▶ [Supplied records]:
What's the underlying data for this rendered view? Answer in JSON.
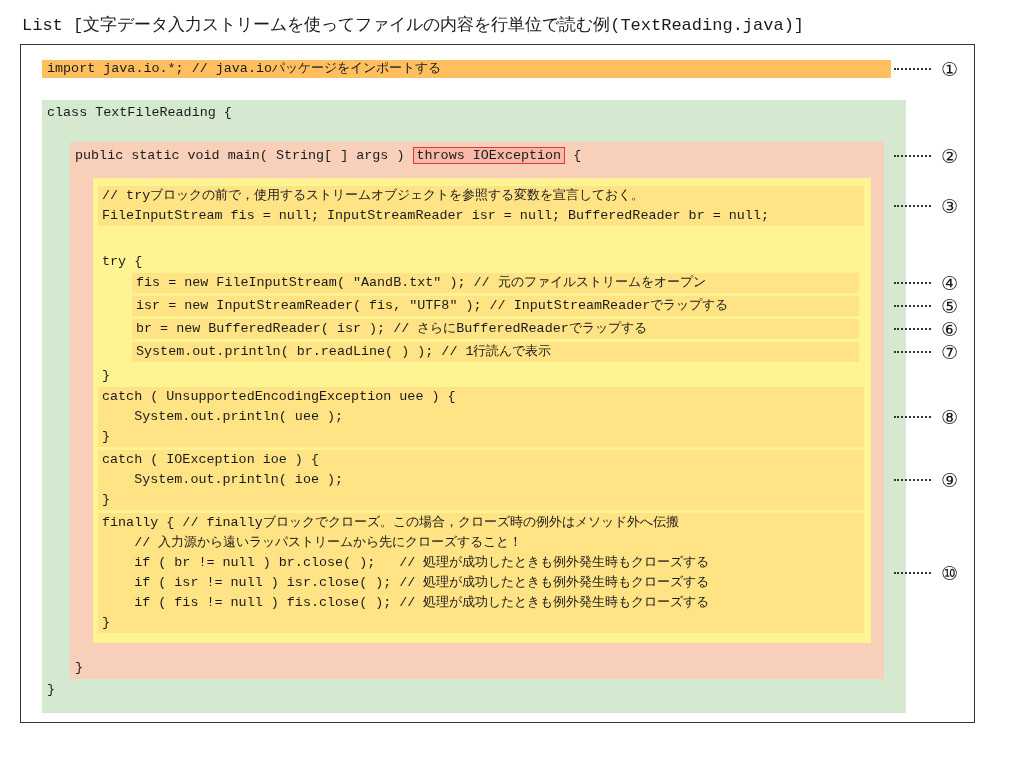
{
  "title": "List [文字データ入力ストリームを使ってファイルの内容を行単位で読む例(TextReading.java)]",
  "import_line": {
    "text": "import java.io.*; // java.ioパッケージをインポートする",
    "callout": "①"
  },
  "class_block": {
    "header": "class TextFileReading {",
    "footer": "}",
    "method_block": {
      "header_before": "public static void main( String[ ] args ) ",
      "header_highlight": "throws IOException",
      "header_after": " {",
      "callout": "②",
      "footer": "}",
      "body": [
        {
          "kind": "group",
          "callout": "③",
          "lines": [
            "// tryブロックの前で，使用するストリームオブジェクトを参照する変数を宣言しておく。",
            "FileInputStream fis = null; InputStreamReader isr = null; BufferedReader br = null;"
          ]
        },
        {
          "kind": "blank"
        },
        {
          "kind": "block",
          "open": "try {",
          "close": "}",
          "children": [
            {
              "kind": "group",
              "callout": "④",
              "lines": [
                "fis = new FileInputStream( \"AandB.txt\" ); // 元のファイルストリームをオープン"
              ]
            },
            {
              "kind": "group",
              "callout": "⑤",
              "lines": [
                "isr = new InputStreamReader( fis, \"UTF8\" ); // InputStreamReaderでラップする"
              ]
            },
            {
              "kind": "group",
              "callout": "⑥",
              "lines": [
                "br = new BufferedReader( isr ); // さらにBufferedReaderでラップする"
              ]
            },
            {
              "kind": "group",
              "callout": "⑦",
              "lines": [
                "System.out.println( br.readLine( ) ); // 1行読んで表示"
              ]
            }
          ]
        },
        {
          "kind": "group",
          "callout": "⑧",
          "lines": [
            "catch ( UnsupportedEncodingException uee ) {",
            "    System.out.println( uee );",
            "}"
          ]
        },
        {
          "kind": "group",
          "callout": "⑨",
          "lines": [
            "catch ( IOException ioe ) {",
            "    System.out.println( ioe );",
            "}"
          ]
        },
        {
          "kind": "group",
          "callout": "⑩",
          "lines": [
            "finally { // finallyブロックでクローズ。この場合，クローズ時の例外はメソッド外へ伝搬",
            "    // 入力源から遠いラッパストリームから先にクローズすること！",
            "    if ( br != null ) br.close( );   // 処理が成功したときも例外発生時もクローズする",
            "    if ( isr != null ) isr.close( ); // 処理が成功したときも例外発生時もクローズする",
            "    if ( fis != null ) fis.close( ); // 処理が成功したときも例外発生時もクローズする",
            "}"
          ]
        }
      ]
    }
  }
}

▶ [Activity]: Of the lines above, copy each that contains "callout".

▶ [Problem solution]:
    "callout": "①"
      "callout": "②",
          "callout": "③",
              "callout": "④",
              "callout": "⑤",
              "callout": "⑥",
              "callout": "⑦",
          "callout": "⑧",
          "callout": "⑨",
          "callout": "⑩",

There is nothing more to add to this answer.